COVID-19 has upended and rearranged all aspects of life — including inflation.
The Office for National Statistics (ONS) on Monday updated its model basket of goods used to calculate inflation, adding COVID-era staples such as men's sweatpants and hand sanitiser.
The ONS said the inclusion of the two new items was "influenced by the effects of the coronavirus (COVID-19) pandemic, with the increased use of portable hand cleansers by people on the move and more people dressing casually when working at home."
At home workout equipment like dumbbells were also added to reflect changes how Brits are living. Women's sweatpants and other casual wear was already included in the inflation basket prior to the update.
The stats body said it had considered adding face masks and face covering to its calculations but decided not to because "usage could decrease rapidly once the population have been vaccinated."
The ONS added 17 new items to its "shopping basket." Other additions include: hybrid and electric cars; smart lightbulbs; smart watches; and couscous.

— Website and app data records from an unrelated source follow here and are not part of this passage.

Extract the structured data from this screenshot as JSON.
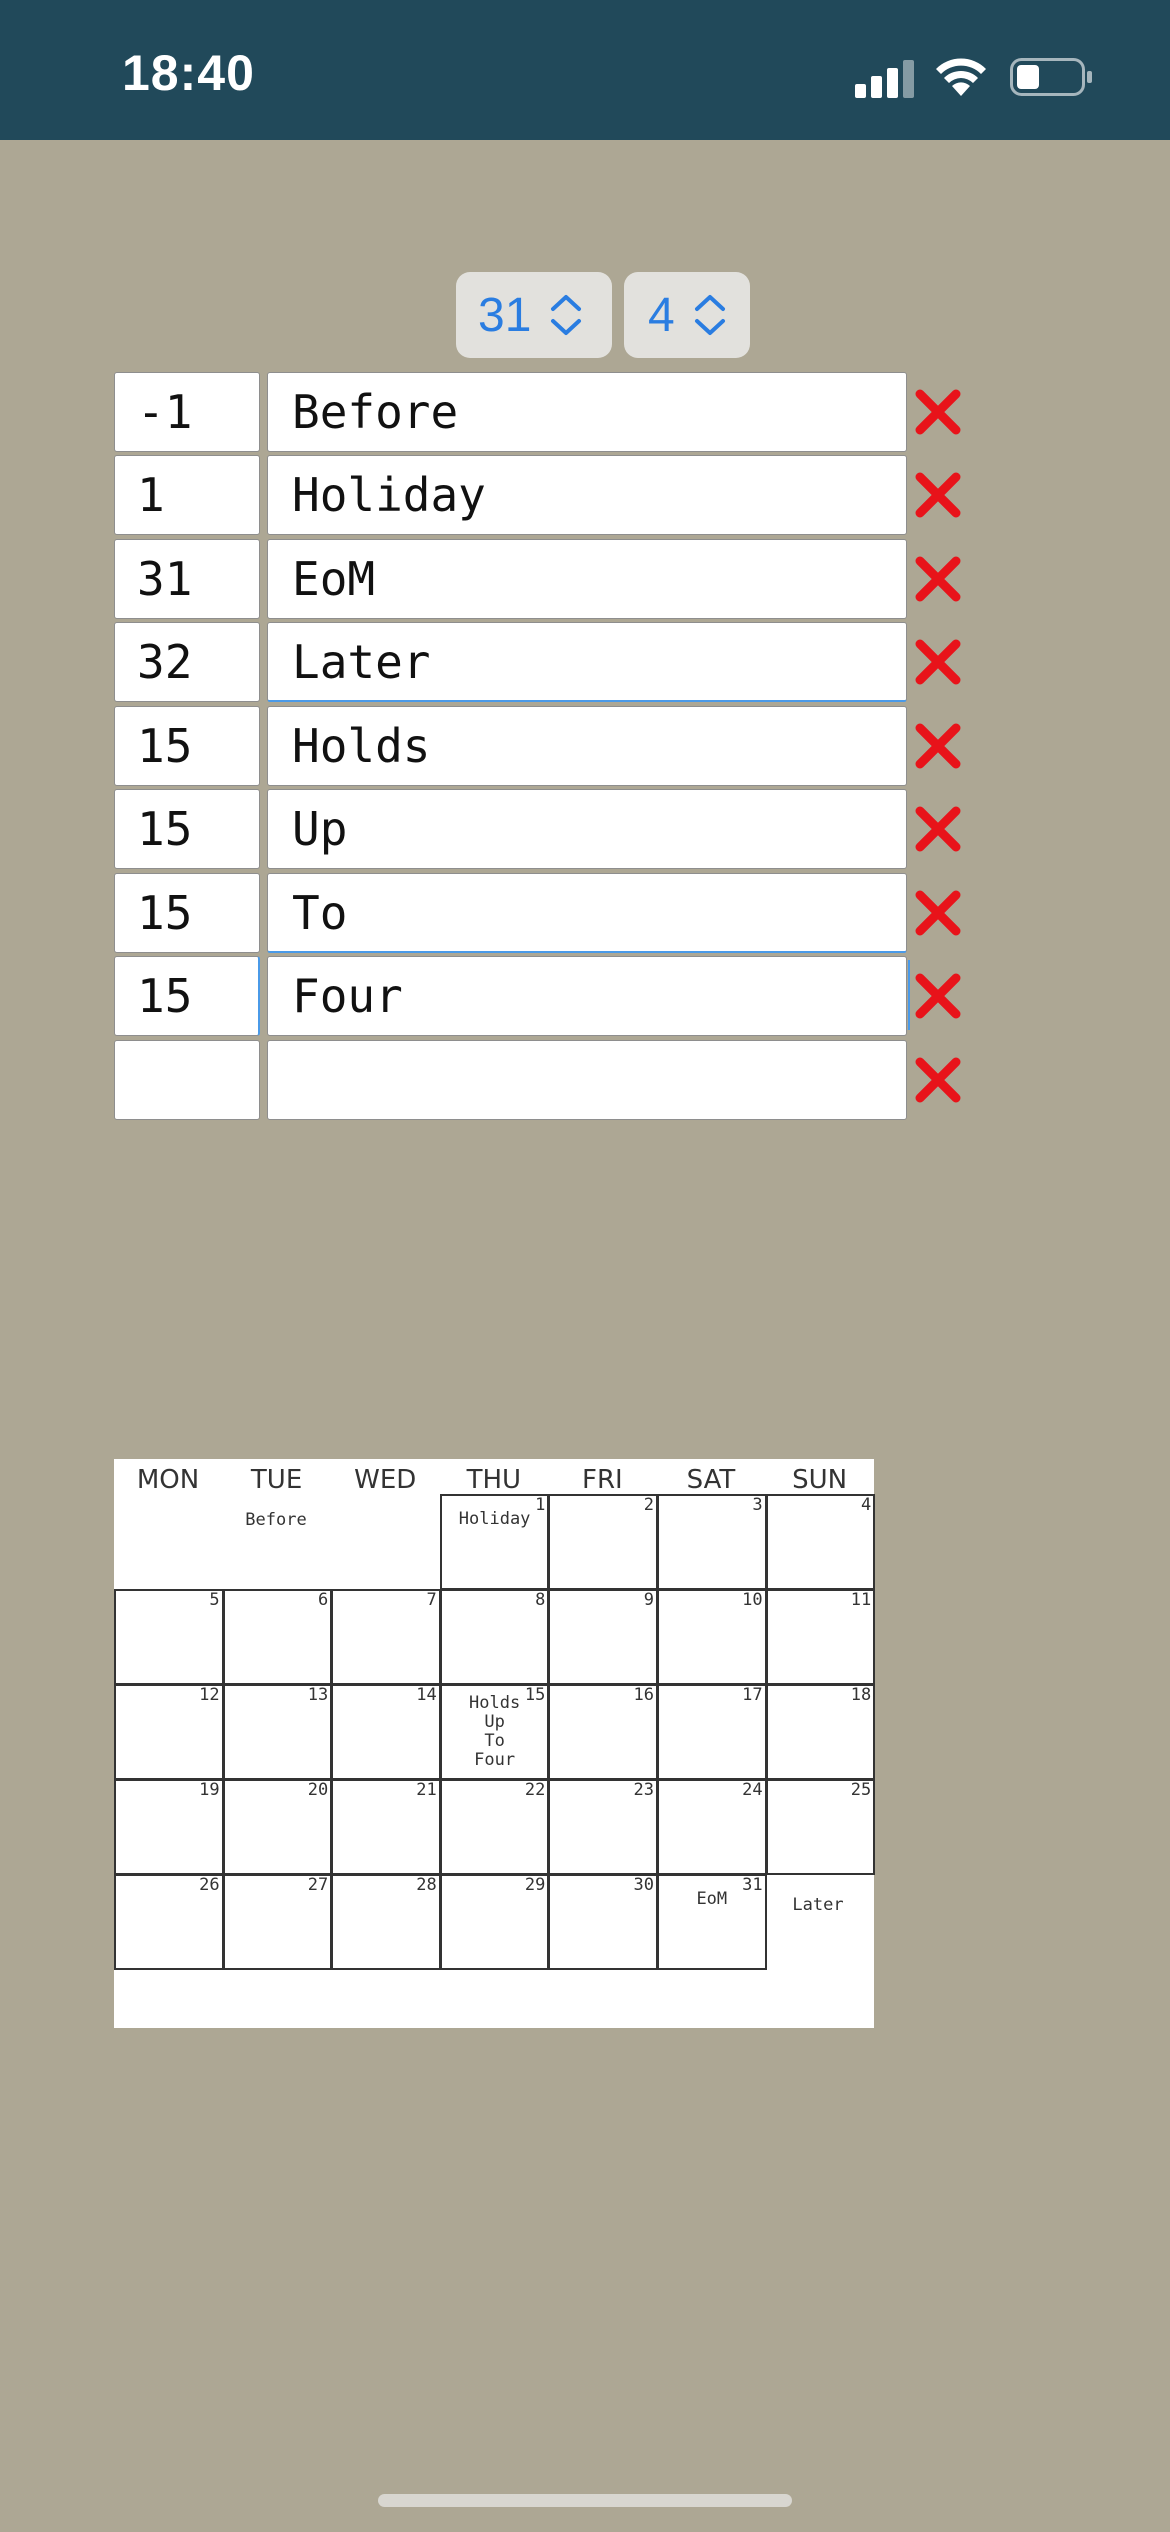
{
  "status_bar": {
    "time": "18:40"
  },
  "steppers": {
    "month_days": "31",
    "first_weekday": "4"
  },
  "entries": [
    {
      "day": "-1",
      "label": "Before"
    },
    {
      "day": "1",
      "label": "Holiday"
    },
    {
      "day": "31",
      "label": "EoM"
    },
    {
      "day": "32",
      "label": "Later"
    },
    {
      "day": "15",
      "label": "Holds"
    },
    {
      "day": "15",
      "label": "Up"
    },
    {
      "day": "15",
      "label": "To"
    },
    {
      "day": "15",
      "label": "Four"
    },
    {
      "day": "",
      "label": ""
    }
  ],
  "calendar": {
    "weekdays": [
      "MON",
      "TUE",
      "WED",
      "THU",
      "FRI",
      "SAT",
      "SUN"
    ],
    "before_label": "Before",
    "after_label": "Later",
    "days": [
      {
        "n": "1",
        "events": [
          "Holiday"
        ]
      },
      {
        "n": "2",
        "events": []
      },
      {
        "n": "3",
        "events": []
      },
      {
        "n": "4",
        "events": []
      },
      {
        "n": "5",
        "events": []
      },
      {
        "n": "6",
        "events": []
      },
      {
        "n": "7",
        "events": []
      },
      {
        "n": "8",
        "events": []
      },
      {
        "n": "9",
        "events": []
      },
      {
        "n": "10",
        "events": []
      },
      {
        "n": "11",
        "events": []
      },
      {
        "n": "12",
        "events": []
      },
      {
        "n": "13",
        "events": []
      },
      {
        "n": "14",
        "events": []
      },
      {
        "n": "15",
        "events": [
          "Holds",
          "Up",
          "To",
          "Four"
        ]
      },
      {
        "n": "16",
        "events": []
      },
      {
        "n": "17",
        "events": []
      },
      {
        "n": "18",
        "events": []
      },
      {
        "n": "19",
        "events": []
      },
      {
        "n": "20",
        "events": []
      },
      {
        "n": "21",
        "events": []
      },
      {
        "n": "22",
        "events": []
      },
      {
        "n": "23",
        "events": []
      },
      {
        "n": "24",
        "events": []
      },
      {
        "n": "25",
        "events": []
      },
      {
        "n": "26",
        "events": []
      },
      {
        "n": "27",
        "events": []
      },
      {
        "n": "28",
        "events": []
      },
      {
        "n": "29",
        "events": []
      },
      {
        "n": "30",
        "events": []
      },
      {
        "n": "31",
        "events": [
          "EoM"
        ]
      }
    ]
  },
  "colors": {
    "background": "#ada794",
    "status_bar": "#21495a",
    "accent": "#2a7de1",
    "delete": "#e8131a"
  }
}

"A number of new items have been introduced to represent specific markets where consumer spending is significant or growing and existing items in the baskets may not adequately represent price changes for such goods," the ONS said. "For example, hybrid and electric cars have been added reflecting increased purchases of this type of vehicle and anticipating the longer-term phasing out of petrol and diesel cars."
Ten items were removed from the basket, including gold chains, canteen sandwiches, and Axminster carpets.
Emma-Lou Montgomery, associate director of personal investing at Fidelity international, said the updates "perfectly encapsulates the trials and tribulations of the year just gone."
“The 'stay home' message has translated into home-cooked food replacing eating out - even if part of the meal is pre-prepped for added convenience - your daily barista-made double macchiato on the way to work swapped out for a DIY caffeine hit on the way from your kitchen to your home ‘office’ and a reliance on comfy casuals rather than professional workwear," she said.
The ONS uses its "shopping basket" of goods to monitor price changes in the economy and calculate inflation. Components are updated annually.
The ONS updated the weighting given to various items alongside changes in the composition of the basket. Transport, restaurants, and recreation and culture costs were all downgraded. Housing, clothing, food and alcohol prices were all given greater weighting. The ONS said the changes were also linked to the COVID-19 pandemic.
Watch: What is inflation and why does it matter?